Wednesday, August 21, 2013

Finally, clarity on the FSA, or wait, no

In the Sixth Circuit, does the Fair Sentencing Act apply retroactively to reduce sentences of individuals who received mandatory minimum sentences before the FSA was passed? You could be forgiven for not knowing the answer to that question. Indeed, as time has worn on, the answer has changed from "Maybe" to "Duh" to "Maybe" to "Probably No" to "No" to "Maybe" to "Yes?" to "Yes!" and all the way back to "Probably No." Thanks to yesterday's published Doe case, the answer is now "Hawuhh?" followed by a qualified "Maybe."

Doe recognizes a fact that is delightfully obvious: Congress could not possibly have wanted to create a system so blatantly inequitable as to continue incarcerating people under mandatory minimums that it deemed "unfair" and, er "racist," while retroactively lowering a whole bunch of other sentences for exactly the same reason. "But wait a minute," you wonder aloud, fictitiously, "Didn't Blewett already address this, and wasn't Blewett taken up en banc?" It's funny you should ask that to your computer screen just now, because Doe bends over backwards to avoid addressing that!
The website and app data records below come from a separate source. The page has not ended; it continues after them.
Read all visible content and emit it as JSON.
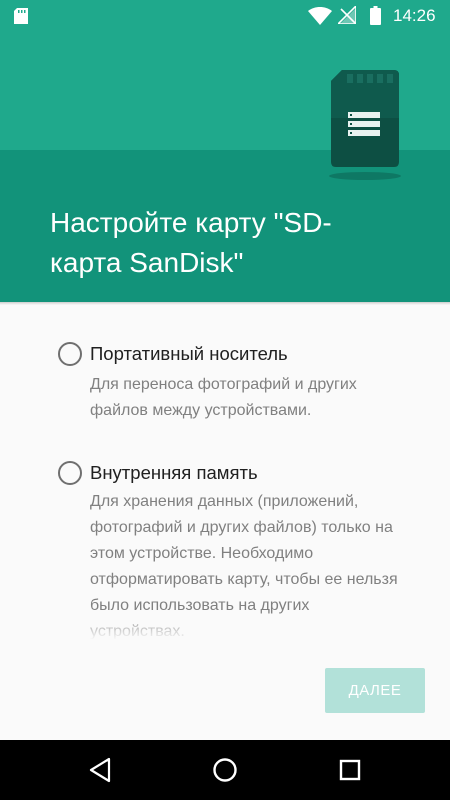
{
  "status_bar": {
    "time": "14:26",
    "icons": [
      "sd-card-icon",
      "wifi-icon",
      "no-signal-icon",
      "battery-icon"
    ]
  },
  "header": {
    "title": "Настройте карту \"SD-карта SanDisk\"",
    "illustration": "sd-card-icon"
  },
  "options": [
    {
      "title": "Портативный носитель",
      "description": "Для переноса фотографий и других файлов между устройствами.",
      "selected": false
    },
    {
      "title": "Внутренняя память",
      "description": "Для хранения данных (приложений, фотографий и других файлов) только на этом устройстве. Необходимо отформатировать карту, чтобы ее нельзя было использовать на других устройствах.",
      "selected": false
    }
  ],
  "next_button": {
    "label": "ДАЛЕЕ",
    "enabled": false
  },
  "nav_bar": {
    "icons": [
      "back-icon",
      "home-icon",
      "recents-icon"
    ]
  },
  "colors": {
    "header_top": "#1fa98c",
    "header_bottom": "#12937a",
    "button_disabled": "#b2e1d9",
    "text_primary": "#202020",
    "text_secondary": "#808080"
  }
}
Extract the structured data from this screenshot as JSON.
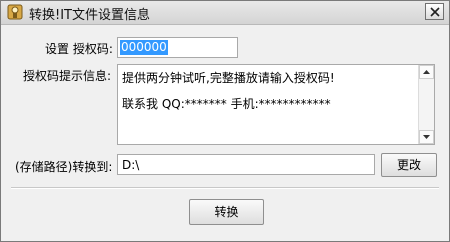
{
  "window": {
    "title": "转换!IT文件设置信息",
    "icons": {
      "app": "app-icon",
      "close": "close-icon"
    }
  },
  "form": {
    "auth_code": {
      "label": "设置 授权码:",
      "value": "000000"
    },
    "hint": {
      "label": "授权码提示信息:",
      "lines": [
        "提供两分钟试听,完整播放请输入授权码!",
        "联系我  QQ:*******  手机:************"
      ]
    },
    "path": {
      "label": "(存储路径)转换到:",
      "value": "D:\\",
      "change_label": "更改"
    },
    "convert_label": "转换"
  }
}
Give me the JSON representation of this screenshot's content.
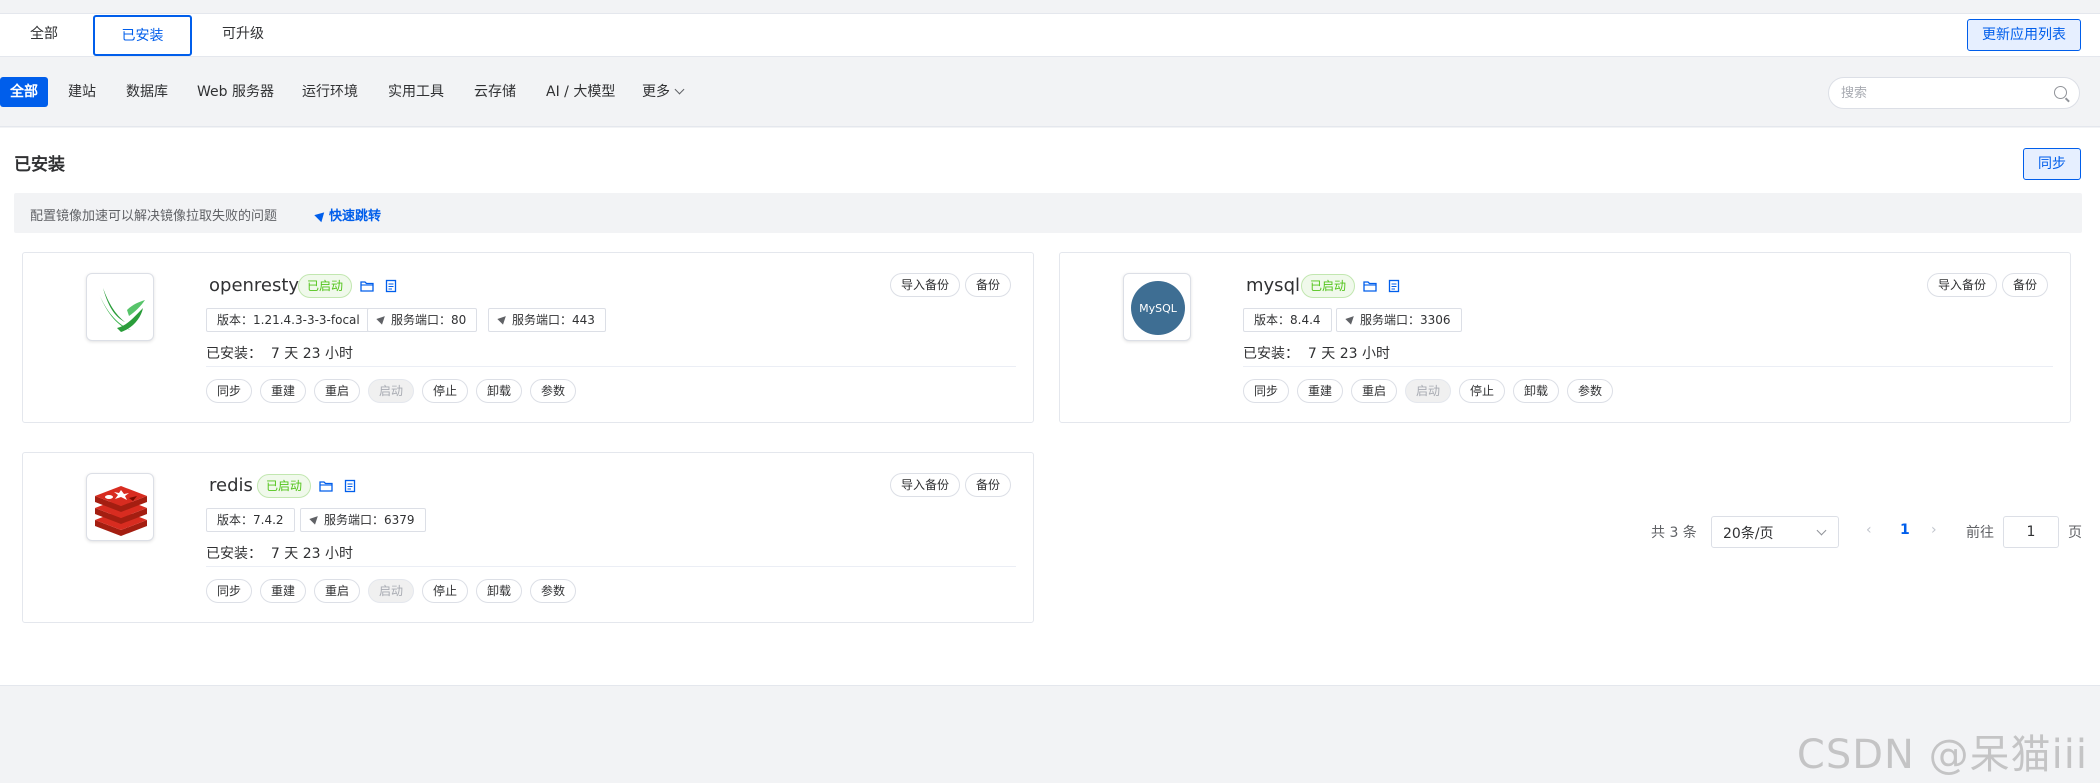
{
  "top_tabs": {
    "all": "全部",
    "installed": "已安装",
    "upgradable": "可升级"
  },
  "update_button": "更新应用列表",
  "categories": [
    "全部",
    "建站",
    "数据库",
    "Web 服务器",
    "运行环境",
    "实用工具",
    "云存储",
    "AI / 大模型",
    "更多"
  ],
  "search": {
    "placeholder": "搜索"
  },
  "main": {
    "title": "已安装",
    "sync_button": "同步",
    "notice_text": "配置镜像加速可以解决镜像拉取失败的问题",
    "notice_link": "快速跳转"
  },
  "apps": [
    {
      "name": "openresty",
      "status": "已启动",
      "tags": [
        "版本：1.21.4.3-3-3-focal",
        "服务端口：80",
        "服务端口：443"
      ],
      "installed_label": "已安装：",
      "installed_value": "7 天 23 小时",
      "backup_buttons": [
        "导入备份",
        "备份"
      ],
      "actions": [
        "同步",
        "重建",
        "重启",
        "启动",
        "停止",
        "卸载",
        "参数"
      ]
    },
    {
      "name": "mysql",
      "status": "已启动",
      "tags": [
        "版本：8.4.4",
        "服务端口：3306"
      ],
      "installed_label": "已安装：",
      "installed_value": "7 天 23 小时",
      "backup_buttons": [
        "导入备份",
        "备份"
      ],
      "actions": [
        "同步",
        "重建",
        "重启",
        "启动",
        "停止",
        "卸载",
        "参数"
      ],
      "logo_text": "MySQL"
    },
    {
      "name": "redis",
      "status": "已启动",
      "tags": [
        "版本：7.4.2",
        "服务端口：6379"
      ],
      "installed_label": "已安装：",
      "installed_value": "7 天 23 小时",
      "backup_buttons": [
        "导入备份",
        "备份"
      ],
      "actions": [
        "同步",
        "重建",
        "重启",
        "启动",
        "停止",
        "卸载",
        "参数"
      ]
    }
  ],
  "pagination": {
    "total": "共 3 条",
    "page_size": "20条/页",
    "prev": "‹",
    "current": "1",
    "next": "›",
    "goto_label": "前往",
    "goto_value": "1",
    "page_suffix": "页"
  },
  "watermark": "CSDN @呆猫iii",
  "colors": {
    "accent": "#005eeb",
    "status_green": "#52c41a",
    "redis_red": "#d82c20",
    "mysql_blue": "#4479a1"
  }
}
Well, Judge Keith's majority opinion does. And it does this by suggesting that its logic only applies to cases where the defendant receives a substantial assistance departure. Its too-complicated-to-summarize-here logic, however, relies on the fact that all sentences --- including statutory mandatory minimums --- are "based on the guidelines" because the guidelines incorporate statutory minimums into their calculations. For this reason, Judge Cole's concurrence recognizes that this logic would apply to all mandatory minimum sentences, not just those involving substantial assistance. Judge Cole also recognizes that the deeper, more "profoundly difficult and divisive" question regarding all mandatory minimum sentences will be addressed en banc.
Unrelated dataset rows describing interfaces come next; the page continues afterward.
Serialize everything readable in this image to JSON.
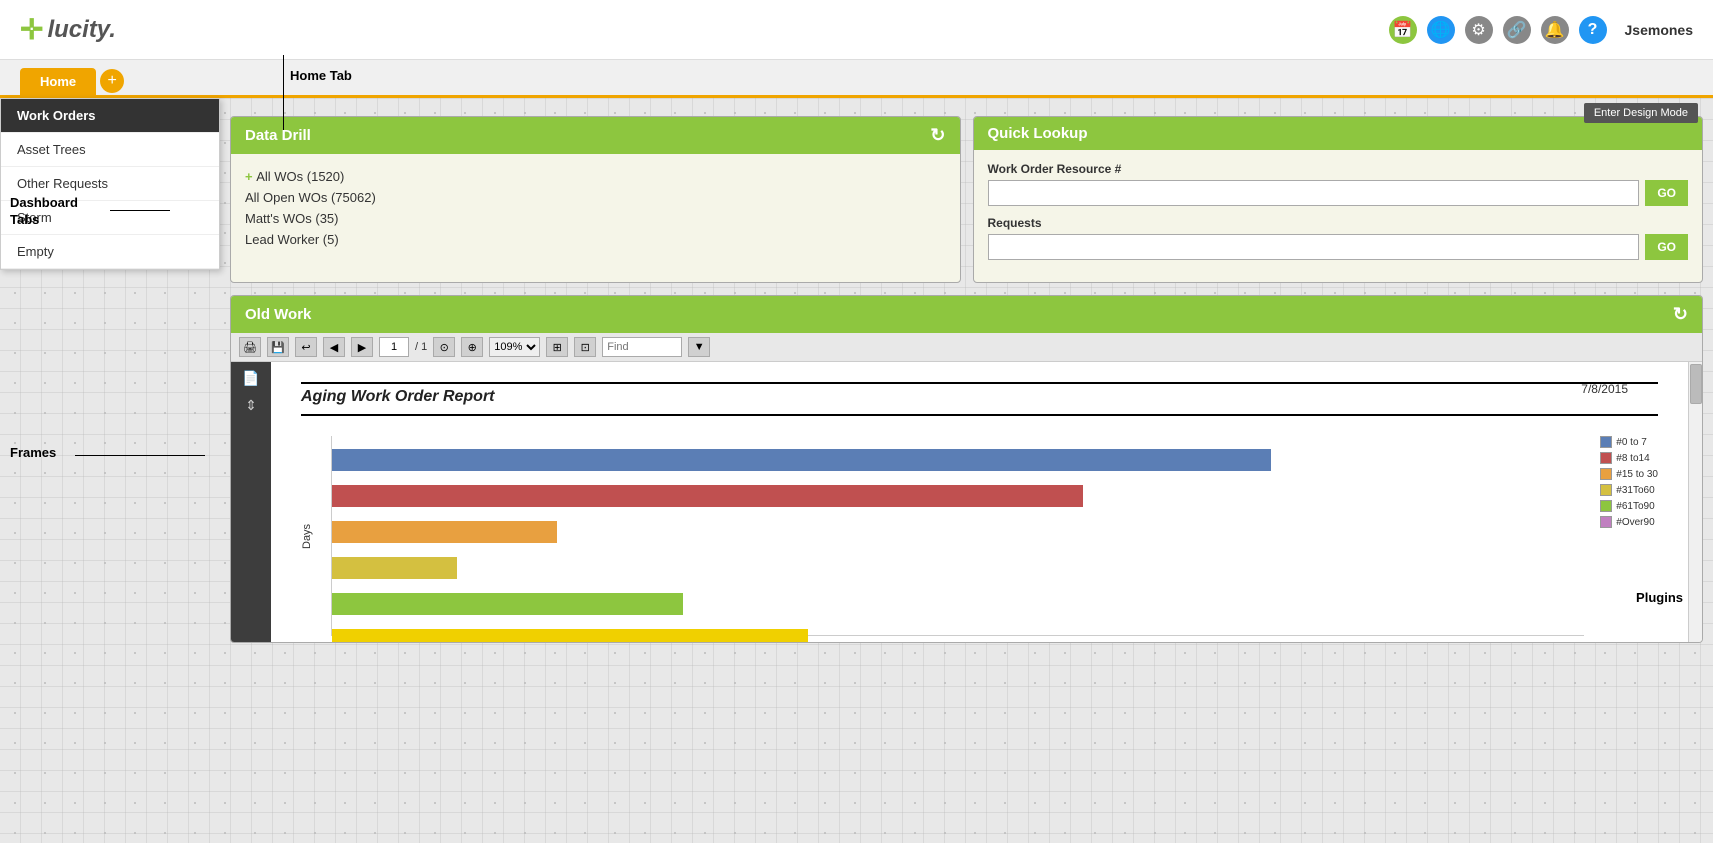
{
  "header": {
    "logo_plus": "✛",
    "logo_text": "lucity.",
    "icons": [
      {
        "name": "calendar-icon",
        "symbol": "📅",
        "class": "green"
      },
      {
        "name": "globe-icon",
        "symbol": "🌐",
        "class": "blue"
      },
      {
        "name": "settings-icon",
        "symbol": "⚙",
        "class": "gray"
      },
      {
        "name": "link-icon",
        "symbol": "🔗",
        "class": "gray"
      },
      {
        "name": "bell-icon",
        "symbol": "🔔",
        "class": "gray"
      },
      {
        "name": "help-icon",
        "symbol": "?",
        "class": "blue"
      }
    ],
    "username": "Jsemones"
  },
  "tabs": {
    "home_label": "Home",
    "add_label": "+"
  },
  "sidebar": {
    "items": [
      {
        "label": "Work Orders",
        "active": true
      },
      {
        "label": "Asset Trees",
        "active": false
      },
      {
        "label": "Other Requests",
        "active": false
      },
      {
        "label": "Storm",
        "active": false
      },
      {
        "label": "Empty",
        "active": false
      }
    ]
  },
  "design_mode_btn": "Enter Design Mode",
  "frames": {
    "data_drill": {
      "title": "Data Drill",
      "items": [
        {
          "text": "All WOs (1520)",
          "has_plus": true
        },
        {
          "text": "All Open WOs (75062)",
          "has_plus": false
        },
        {
          "text": "Matt's WOs (35)",
          "has_plus": false
        },
        {
          "text": "Lead Worker (5)",
          "has_plus": false
        }
      ]
    },
    "quick_lookup": {
      "title": "Quick Lookup",
      "fields": [
        {
          "label": "Work Order Resource #",
          "go_label": "GO"
        },
        {
          "label": "Requests",
          "go_label": "GO"
        }
      ]
    },
    "old_work": {
      "title": "Old Work",
      "toolbar": {
        "page_current": "1",
        "page_total": "/ 1",
        "zoom": "109%",
        "find_placeholder": "Find"
      },
      "report": {
        "title": "Aging Work Order Report",
        "date": "7/8/2015"
      },
      "chart": {
        "y_label": "Days",
        "bars": [
          {
            "color": "#5b7eb5",
            "width_pct": 75
          },
          {
            "color": "#c05050",
            "width_pct": 60
          },
          {
            "color": "#e8a040",
            "width_pct": 18
          },
          {
            "color": "#d4c040",
            "width_pct": 10
          },
          {
            "color": "#8dc63f",
            "width_pct": 28
          },
          {
            "color": "#f0d000",
            "width_pct": 38
          }
        ],
        "legend": [
          {
            "label": "#0 to 7",
            "color": "#5b7eb5"
          },
          {
            "label": "#8 to14",
            "color": "#c05050"
          },
          {
            "label": "#15 to 30",
            "color": "#e8a040"
          },
          {
            "label": "#31To60",
            "color": "#d4c040"
          },
          {
            "label": "#61To90",
            "color": "#8dc63f"
          },
          {
            "label": "#Over90",
            "color": "#c080c0"
          }
        ]
      }
    }
  },
  "annotations": {
    "home_tab": "Home Tab",
    "dashboard_tabs": "Dashboard\nTabs",
    "frames": "Frames",
    "plugins": "Plugins"
  }
}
Only Judge Rogers in his dissent is so brave as to utter the shibboleth: Blewett. Judge Rogers recognizes that this case has the same effect as Blewett but for different reasons. He also "regrets" that he must dissent, suggesting that perhaps the Doe logic could resolve the Blewett problem, or maybe Doe and Blewett could join their powers to form a sort of FSA Voltron and vanquish all foes.
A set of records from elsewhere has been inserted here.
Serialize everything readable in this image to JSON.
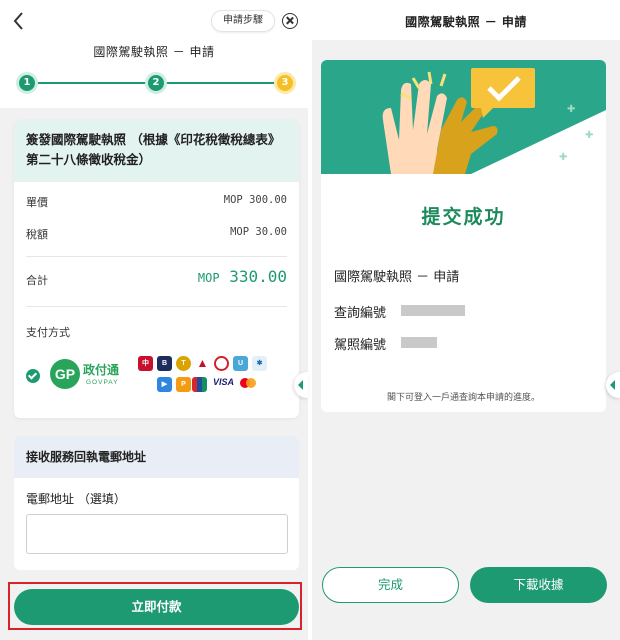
{
  "left": {
    "header": {
      "back_icon": "chevron-left-icon",
      "steps_button": "申請步驟",
      "close_icon": "close-circle-icon",
      "title": "國際駕駛執照 － 申請"
    },
    "stepper": {
      "steps": [
        "1",
        "2",
        "3"
      ],
      "current": 3
    },
    "payment_card": {
      "title": "簽發國際駕駛執照 （根據《印花稅徵稅總表》第二十八條徵收稅金）",
      "unit_price_label": "單價",
      "unit_price_value": "MOP 300.00",
      "tax_label": "稅額",
      "tax_value": "MOP 30.00",
      "total_label": "合計",
      "total_currency": "MOP",
      "total_amount": "330.00",
      "method_label": "支付方式",
      "govpay_mark": "GP",
      "govpay_name": "政付通",
      "govpay_en": "GOVPAY",
      "visa": "VISA"
    },
    "email_card": {
      "title": "接收服務回執電郵地址",
      "field_label": "電郵地址 （選填）",
      "field_value": ""
    },
    "pay_button": "立即付款"
  },
  "right": {
    "header": {
      "title": "國際駕駛執照 － 申請"
    },
    "success": {
      "title": "提交成功",
      "service": "國際駕駛執照 － 申請",
      "query_no_label": "查詢編號",
      "license_no_label": "駕照編號",
      "hint": "閣下可登入一戶通查詢本申請的進度。"
    },
    "buttons": {
      "done": "完成",
      "download_receipt": "下載收據"
    }
  },
  "colors": {
    "primary_green": "#1e9a72",
    "step_current": "#f6bf25",
    "highlight_red": "#d8232a",
    "banner_teal": "#2aa68a"
  }
}
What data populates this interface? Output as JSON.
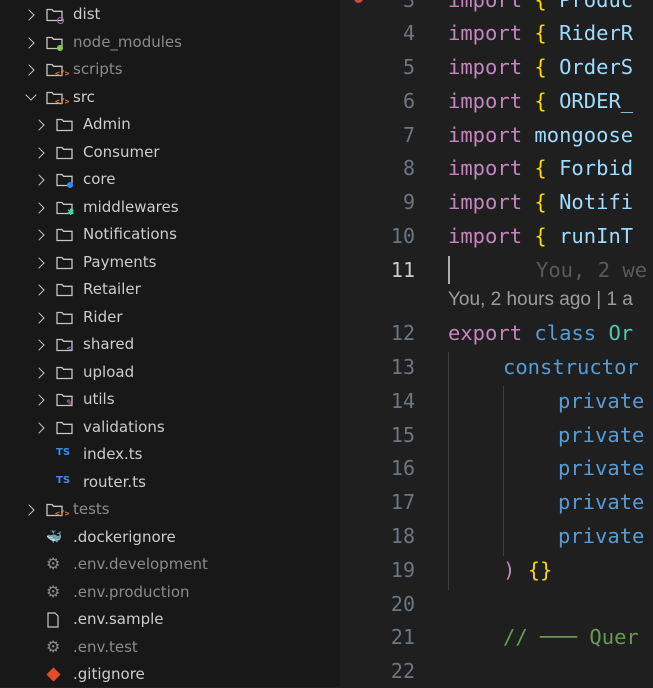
{
  "explorer": {
    "items": [
      {
        "label": "dist",
        "icon": "folder-dist-icon"
      },
      {
        "label": "node_modules",
        "icon": "folder-node-icon"
      },
      {
        "label": "scripts",
        "icon": "folder-scripts-icon"
      },
      {
        "label": "src",
        "icon": "folder-src-icon"
      },
      {
        "label": "Admin",
        "icon": "folder-icon"
      },
      {
        "label": "Consumer",
        "icon": "folder-icon"
      },
      {
        "label": "core",
        "icon": "folder-core-icon"
      },
      {
        "label": "middlewares",
        "icon": "folder-middlewares-icon"
      },
      {
        "label": "Notifications",
        "icon": "folder-icon"
      },
      {
        "label": "Payments",
        "icon": "folder-icon"
      },
      {
        "label": "Retailer",
        "icon": "folder-icon"
      },
      {
        "label": "Rider",
        "icon": "folder-icon"
      },
      {
        "label": "shared",
        "icon": "folder-shared-icon"
      },
      {
        "label": "upload",
        "icon": "folder-icon"
      },
      {
        "label": "utils",
        "icon": "folder-utils-icon"
      },
      {
        "label": "validations",
        "icon": "folder-icon"
      },
      {
        "label": "index.ts",
        "icon": "typescript-file-icon"
      },
      {
        "label": "router.ts",
        "icon": "typescript-file-icon"
      },
      {
        "label": "tests",
        "icon": "folder-tests-icon"
      },
      {
        "label": ".dockerignore",
        "icon": "docker-icon"
      },
      {
        "label": ".env.development",
        "icon": "gear-icon"
      },
      {
        "label": ".env.production",
        "icon": "gear-icon"
      },
      {
        "label": ".env.sample",
        "icon": "file-icon"
      },
      {
        "label": ".env.test",
        "icon": "gear-icon"
      },
      {
        "label": ".gitignore",
        "icon": "git-icon"
      }
    ],
    "ts_badge": "TS",
    "colors": {
      "folder": "#c5c5c5",
      "ts": "#3b8eea",
      "git": "#e44d26",
      "dim_text": "#8b8b8b"
    }
  },
  "editor": {
    "line_numbers": [
      "3",
      "4",
      "5",
      "6",
      "7",
      "8",
      "9",
      "10",
      "11",
      "12",
      "13",
      "14",
      "15",
      "16",
      "17",
      "18",
      "19",
      "20",
      "21",
      "22"
    ],
    "active_line": "11",
    "lines": {
      "l3": {
        "kw": "import",
        "br": "{",
        "id": "Produc"
      },
      "l4": {
        "kw": "import",
        "br": "{",
        "id": "RiderR"
      },
      "l5": {
        "kw": "import",
        "br": "{",
        "id": "OrderS"
      },
      "l6": {
        "kw": "import",
        "br": "{",
        "id": "ORDER_"
      },
      "l7": {
        "kw": "import",
        "id": "mongoose"
      },
      "l8": {
        "kw": "import",
        "br": "{",
        "id": "Forbid"
      },
      "l9": {
        "kw": "import",
        "br": "{",
        "id": "Notifi"
      },
      "l10": {
        "kw": "import",
        "br": "{",
        "id": "runInT"
      },
      "l11": {
        "ghost": "You, 2 we"
      },
      "l12": {
        "kw": "export",
        "kb": "class",
        "cls": "Or"
      },
      "l13": {
        "id": "constructor"
      },
      "l14": {
        "pv": "private"
      },
      "l15": {
        "pv": "private"
      },
      "l16": {
        "pv": "private"
      },
      "l17": {
        "pv": "private"
      },
      "l18": {
        "pv": "private"
      },
      "l19": {
        "paren": ")",
        "br": "{}"
      },
      "l21": {
        "cm": "// ─── Quer"
      }
    },
    "blame": "You, 2 hours ago | 1 a"
  }
}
And what of the Joiner opinion, published on the very same day? Doesn't it say exactly the opposite thing that Doe is saying? Well, yes, it certainly seems to. Life's just funny that way, I suppose, as are the Constitution, the sentencing guidelines, and Congressional lawmaking.

So what is a defender --- or a person sentenced to a 20-year mandatory-minimum who is languishing in prison largely because her race dictated the punishment she received for a crime similar to many other, lesser-punished crimes --- to do? Wait, advocate, and hope. The wheels of justice are grinding slowly, as they always do, but they seem to be pointed in more or less the right direction.

Wednesday, August 14, 2013

Career Offender guideline unconstitutionally vague

Well, no. Sorry for the teaser headline. But the Sixth Circuit's rationale in United States v. Woodruff, 12-5240 sounds an awful lot like Justice Scalia's dissent in Sykes.

Mr. Woodruff had been deemed a Career Offender based in part on a Tennessee conviction for facilitation of the sale of cocaine. His trial attorney did not object to the pre-sentence report, nor did the attorney object at Mr. Woodruff's sentencing hearing. Mr. Woodruff appealed. Because of the lack of objections, Mr. Woodruff's claim regarding facilitation was reviewed for plain error.

The Sixth Circuit ruled Mr. Woodruff was right - facilitation of the sale of cocaine is NOT a "controlled substance offense" for purposes of the Career Offender guideline. However, it affirmed his sentence.

You see, the definition of "facilitation" is highly technical, and varies between circuits that have ruled on it (2nd and 8th), the Guidelines, Black's Law Dictionary, and other sources, so the district court's error could not have been "plain." "The state of the law was both uncertain and not obvious at the time of the decision."

Whether the guidelines are subject to the same Constitutional standards as statutes might be debatable. But Woodruff brings to mind these principles:

When an edict requires “wholly subjective judgments without statutory definitions, narrowing context, or settled legal meanings,” that edict is unconstitutionally vague. United States v. Williams, 553 U.S. 285, 306 (2008). Vagueness may invalidate a criminal law for violating the Fifth Amendment due process protections if it fails “to provide the kind of notice that will enable ordinary people to understand what conduct it prohibits” and/or if it authorizes or encourages “arbitrary and discriminatory enforcement.” City of Chicago v. Morales, 527 U.S. 41, 56 (1999)(citing Kolender v. Lawson, 461 U.S. 352, 357 (1983)). “A law fails to meet the requirements of the Due Process Clause if it is so vague and standardless that it leaves the public uncertain as to the conduct it prohibits.” Id. (quoting Giaccio v. Pennsylvania, 382 U.S. 399, 402-403 (1966)).